their derision. He saw a sea of faces about him, then saw no more.
Only a shining white track loomed ahead of him, and a restless steed
was cantering with him around the curve. Then the bell called him back
to the stand.
They did not get away at first, and back they trooped. A second trial
was a failure. But at the third they were off in a line as straight
as a chalk-mark. There were Essex and Firefly, Queen Bess and
Mosquito, galloping away side by side, and Black Boy a neck ahead.
Patsy knew the family reputation of his horse for endurance as well as
fire, and began riding the race from the first. Black Boy came of
blood that would not be passed, and to this his rider trusted. At the
eighth the line was hardly broken, but as the quarter was reached
Black Boy had forged a length ahead, and Mosquito was at his flank.

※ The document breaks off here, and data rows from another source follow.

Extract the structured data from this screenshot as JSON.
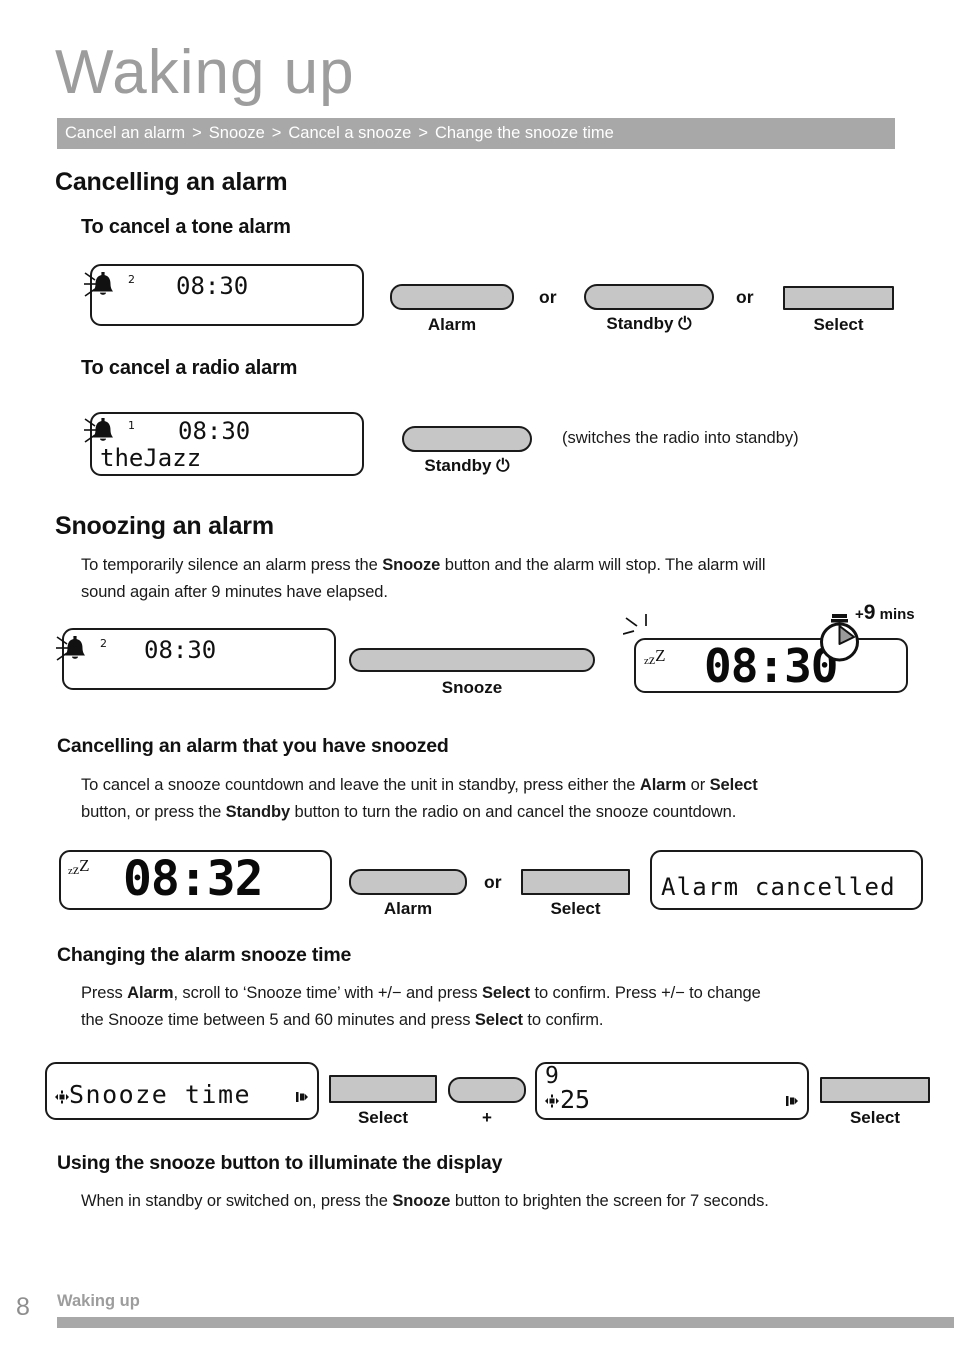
{
  "page": {
    "title": "Waking up",
    "footer_label": "Waking up",
    "page_number": "8",
    "colors": {
      "accent_gray": "#a8a8a8",
      "title_gray": "#9d9d9d",
      "button_fill": "#c6c6c6",
      "ink": "#1a1a1a"
    }
  },
  "breadcrumb": {
    "separator": ">",
    "items": [
      "Cancel an alarm",
      "Snooze",
      "Cancel a snooze",
      "Change the snooze time"
    ]
  },
  "sections": {
    "cancelling_alarm": {
      "heading": "Cancelling an alarm",
      "tone": {
        "heading": "To cancel a tone alarm",
        "display": {
          "alarm_number": "2",
          "time": "08:30",
          "indicator": "bell-ringing-icon"
        },
        "buttons": [
          {
            "label": "Alarm",
            "shape": "rounded"
          },
          {
            "label": "Standby ⏻",
            "shape": "pill"
          },
          {
            "label": "Select",
            "shape": "square"
          }
        ],
        "connector": "or"
      },
      "radio": {
        "heading": "To cancel a radio alarm",
        "display": {
          "alarm_number": "1",
          "time": "08:30",
          "station": "theJazz",
          "indicator": "bell-ringing-icon"
        },
        "button": {
          "label": "Standby ⏻",
          "shape": "pill"
        },
        "note": "(switches the radio into standby)"
      }
    },
    "snoozing_alarm": {
      "heading": "Snoozing an alarm",
      "body_line1_a": "To temporarily silence an alarm press the ",
      "body_bold1": "Snooze",
      "body_line1_b": " button and the alarm will stop. The alarm will",
      "body_line2": "sound again after 9 minutes have elapsed.",
      "display_before": {
        "alarm_number": "2",
        "time": "08:30",
        "indicator": "bell-ringing-icon"
      },
      "button": {
        "label": "Snooze",
        "shape": "pill"
      },
      "display_after": {
        "time": "08:30",
        "indicator": "snooze-zzz-icon"
      },
      "annotation": {
        "plus": "+",
        "value": "9",
        "unit": "mins",
        "icon": "timer-icon"
      }
    },
    "cancelling_snoozed": {
      "heading": "Cancelling an alarm that you have snoozed",
      "body_line1_a": "To cancel a snooze countdown and leave the unit in standby, press either the ",
      "body_bold1": "Alarm",
      "body_line1_mid": " or ",
      "body_bold2": "Select",
      "body_line2_a": "button, or press the ",
      "body_bold3": "Standby",
      "body_line2_b": " button to turn the radio on and cancel the snooze countdown.",
      "display_before": {
        "time": "08:32",
        "indicator": "snooze-zzz-icon"
      },
      "buttons": [
        {
          "label": "Alarm",
          "shape": "rounded"
        },
        {
          "label": "Select",
          "shape": "square"
        }
      ],
      "connector": "or",
      "display_after": {
        "message": "Alarm cancelled"
      }
    },
    "changing_snooze_time": {
      "heading": "Changing the alarm snooze time",
      "body_line1_a": "Press ",
      "body_bold1": "Alarm",
      "body_line1_b": ", scroll to ‘Snooze time’ with +/− and press ",
      "body_bold2": "Select",
      "body_line1_c": " to confirm. Press  +/−  to change",
      "body_line2_a": "the Snooze time between 5 and 60 minutes and press ",
      "body_bold3": "Select",
      "body_line2_b": " to confirm.",
      "display_menu": {
        "label": "Snooze time",
        "left_marker": "select-marker-icon",
        "right_marker": "scroll-marker-icon"
      },
      "buttons": [
        {
          "label": "Select",
          "shape": "square"
        },
        {
          "label": "+",
          "shape": "rounded"
        },
        {
          "label": "Select",
          "shape": "square"
        }
      ],
      "display_value": {
        "top_line": "9",
        "value": "25",
        "left_marker": "select-marker-icon",
        "right_marker": "scroll-marker-icon"
      }
    },
    "illuminate_display": {
      "heading": "Using the snooze button to illuminate the display",
      "body_line1_a": "When in standby or switched on, press the ",
      "body_bold1": "Snooze",
      "body_line1_b": " button to brighten the screen for 7 seconds."
    }
  }
}
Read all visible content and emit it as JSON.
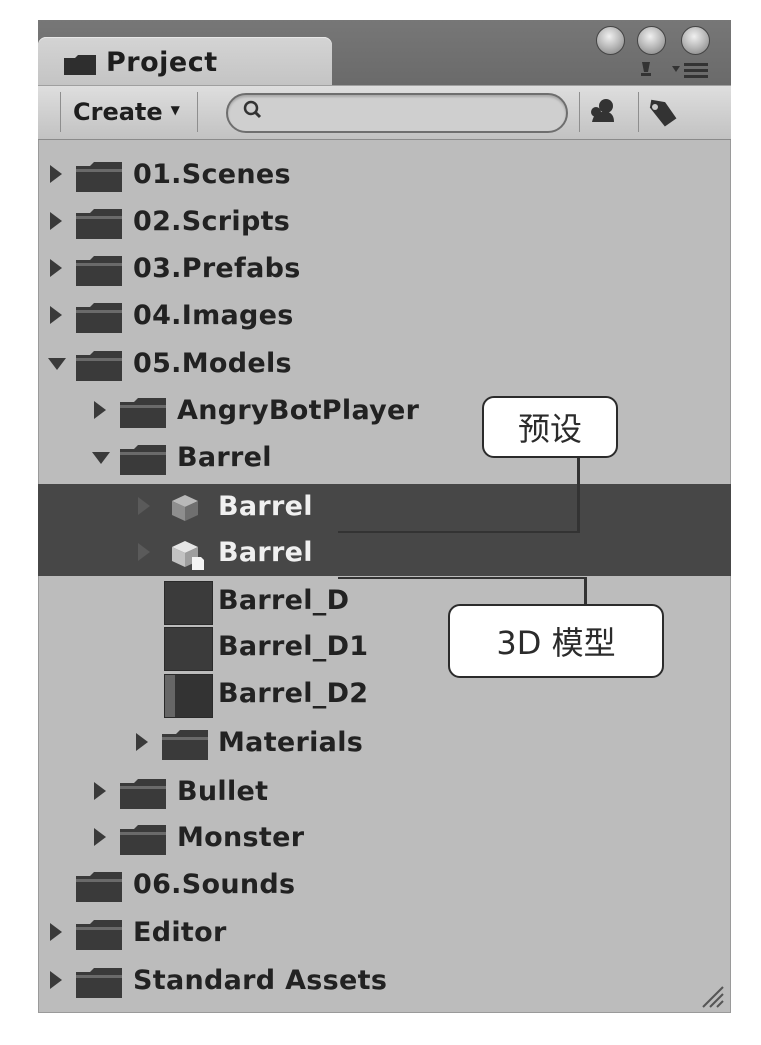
{
  "window": {
    "tab_title": "Project",
    "tab_icon": "folder-icon",
    "window_buttons": [
      "close-icon",
      "minimize-icon",
      "zoom-icon"
    ]
  },
  "toolbar": {
    "create_label": "Create",
    "search_placeholder": "",
    "search_value": ""
  },
  "tree": {
    "items": [
      {
        "label": "01.Scenes"
      },
      {
        "label": "02.Scripts"
      },
      {
        "label": "03.Prefabs"
      },
      {
        "label": "04.Images"
      },
      {
        "label": "05.Models"
      },
      {
        "label": "AngryBotPlayer"
      },
      {
        "label": "Barrel"
      },
      {
        "label": "Barrel"
      },
      {
        "label": "Barrel"
      },
      {
        "label": "Barrel_D"
      },
      {
        "label": "Barrel_D1"
      },
      {
        "label": "Barrel_D2"
      },
      {
        "label": "Materials"
      },
      {
        "label": "Bullet"
      },
      {
        "label": "Monster"
      },
      {
        "label": "06.Sounds"
      },
      {
        "label": "Editor"
      },
      {
        "label": "Standard Assets"
      }
    ]
  },
  "annotations": {
    "prefab_label": "预设",
    "model_label": "3D 模型"
  },
  "colors": {
    "panel_bg": "#bcbcbc",
    "selection": "#474747"
  }
}
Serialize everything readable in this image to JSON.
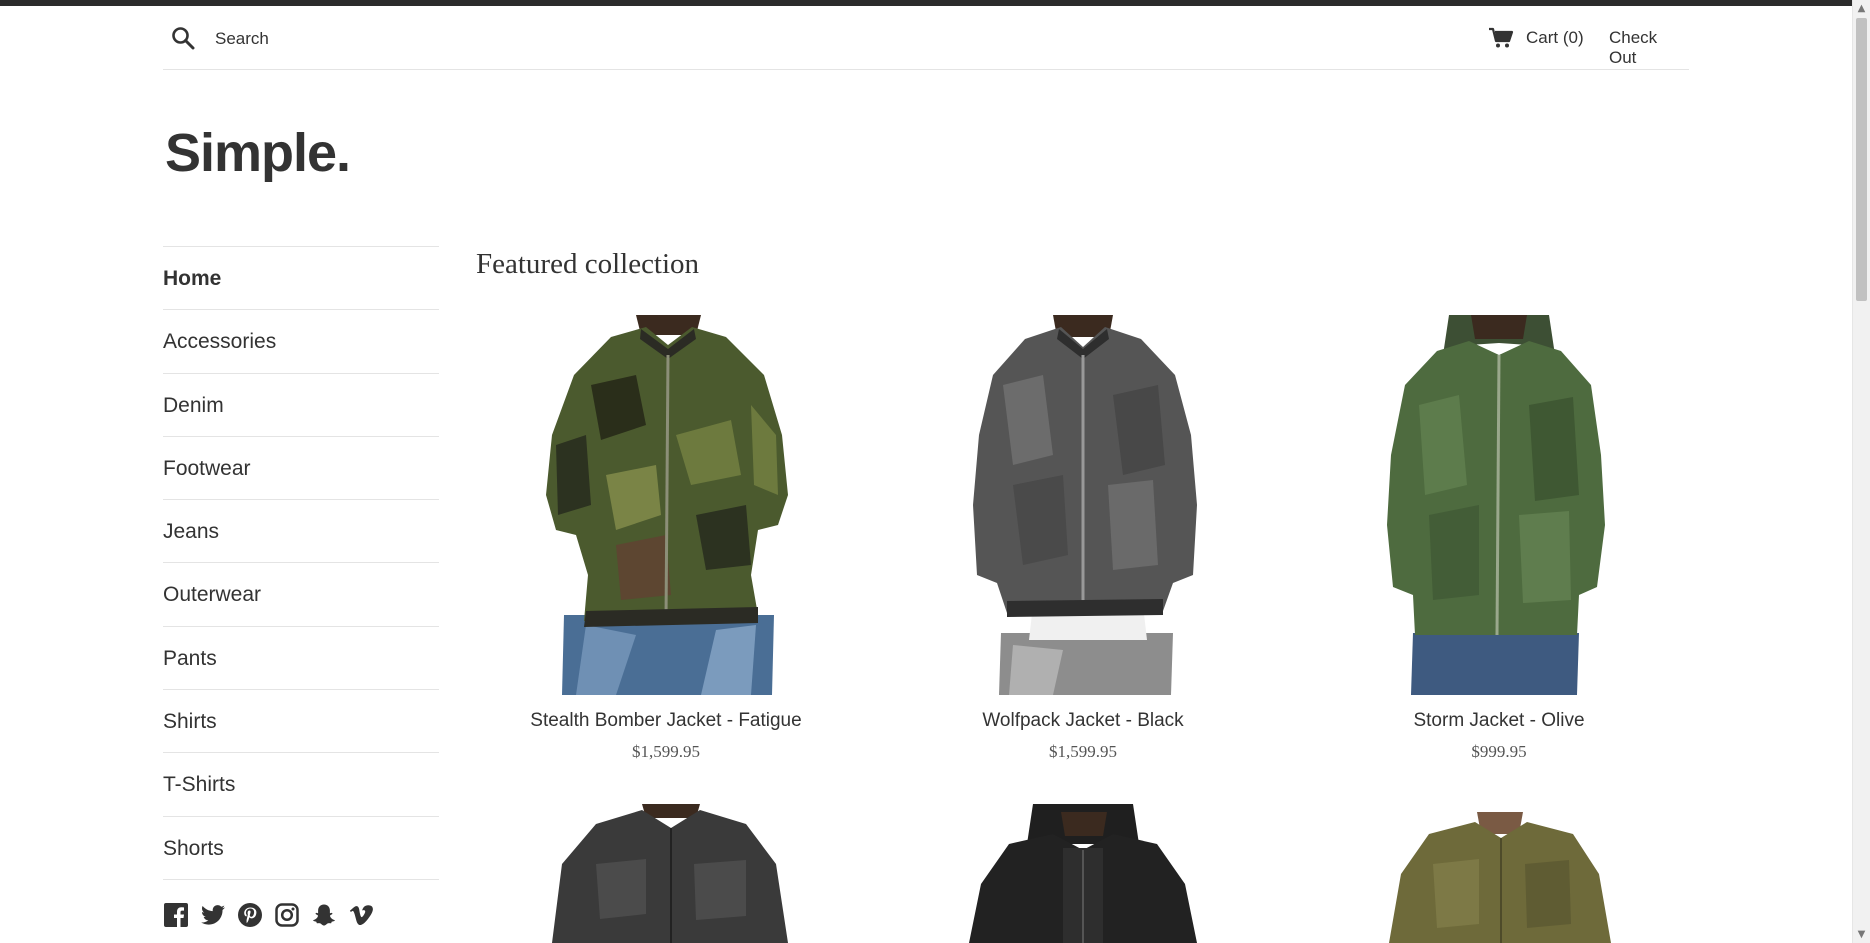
{
  "header": {
    "search_placeholder": "Search",
    "cart_label": "Cart (0)",
    "checkout_label": "Check Out"
  },
  "logo": "Simple.",
  "sidebar": {
    "items": [
      {
        "label": "Home",
        "active": true
      },
      {
        "label": "Accessories"
      },
      {
        "label": "Denim"
      },
      {
        "label": "Footwear"
      },
      {
        "label": "Jeans"
      },
      {
        "label": "Outerwear"
      },
      {
        "label": "Pants"
      },
      {
        "label": "Shirts"
      },
      {
        "label": "T-Shirts"
      },
      {
        "label": "Shorts"
      }
    ],
    "social_icons": [
      "facebook-icon",
      "twitter-icon",
      "pinterest-icon",
      "instagram-icon",
      "snapchat-icon",
      "vimeo-icon"
    ]
  },
  "main": {
    "title": "Featured collection",
    "products": [
      {
        "title": "Stealth Bomber Jacket - Fatigue",
        "price": "$1,599.95"
      },
      {
        "title": "Wolfpack Jacket - Black",
        "price": "$1,599.95"
      },
      {
        "title": "Storm Jacket - Olive",
        "price": "$999.95"
      },
      {
        "title": "",
        "price": ""
      },
      {
        "title": "",
        "price": ""
      },
      {
        "title": "",
        "price": ""
      }
    ]
  },
  "colors": {
    "text": "#333333",
    "border": "#e4e4e4",
    "top_strip": "#2b2b2b"
  }
}
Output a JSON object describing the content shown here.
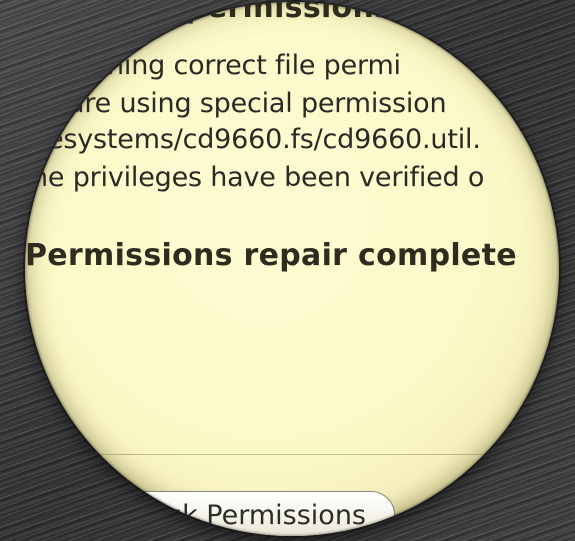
{
  "log": {
    "lines": [
      "permissions",
      "ning correct file permi",
      "are using special permission",
      "esystems/cd9660.fs/cd9660.util.",
      "he privileges have been verified o"
    ],
    "completion_heading": "Permissions repair complete"
  },
  "actions": {
    "repair_button_label": "isk Permissions"
  },
  "colors": {
    "log_background": "#fbf8c8",
    "text": "#2a2a24",
    "surround": "#3a3a3c"
  }
}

Then, like a flash, Essex shot out ahead under whip and spur, his
jockey standing straight in the stirrups.
The crowd in the stand screamed; but Patsy smiled as he lay low over
his horse's neck. He saw that Essex had made her best spurt. His only
fear was for Mosquito, who hugged and hugged his flank. They were
nearing the three-quarter post, and he was tightening his grip on the
black. Essex fell back; his spurt was over. The whip fell unheeded on
his sides. The spurs dug him in vain.
Black Boy's breath touches the leader's ear. They are neck and
neck—nose to nose. The black stallion passes him.
Another cheer from the stand, and again Patsy smiles as they turn into
the stretch. Mosquito has gained a head. The colored boy flashes one
glance at the horse and rider who are so surely gaining upon him, and
his lips close in a grim line. They are half-way down the stretch, and
Mosquito's head is at the stallion's neck.
For a single moment Patsy thinks of the sick woman at home and what
that race will mean to her, and then his knees close against the
horse's sides with a firmer dig. The spurs shoot deeper into the
steaming flanks. Black Boy shall win; he must win. The horse that has
taken away his father shall give him back his mother. The stallion
leaps away like a flash, and goes under the wire—a length ahead.
Then the band thundered, and Patsy was off his horse, very warm and
very happy, following his mount to the stable. There, a little later,
Brackett found him. He rushed to him, and flung his arms around him.
"You little devil," he cried, "you rode like you were kin to that
hoss! We've won! We've won!" And he began sticking banknotes at the
boy. At first Patsy's eyes bulged, and then he seized the money and
got into his clothes.
"Goin' out to spend it?" asked Brackett.
"I'm goin' for a doctah fu' my mother," said Patsy, "she's sick."
"Don't let me lose sight of you."
"Oh, I'll see you again. So long," said the boy.
An hour later he walked into his mother's room with a very big doctor,
the greatest the druggist could direct him to. The doctor left his
medicines and his orders, but, when Patsy told his story, it was
Eliza's pride that started her on the road to recovery. Patsy did not
tell his horse's name.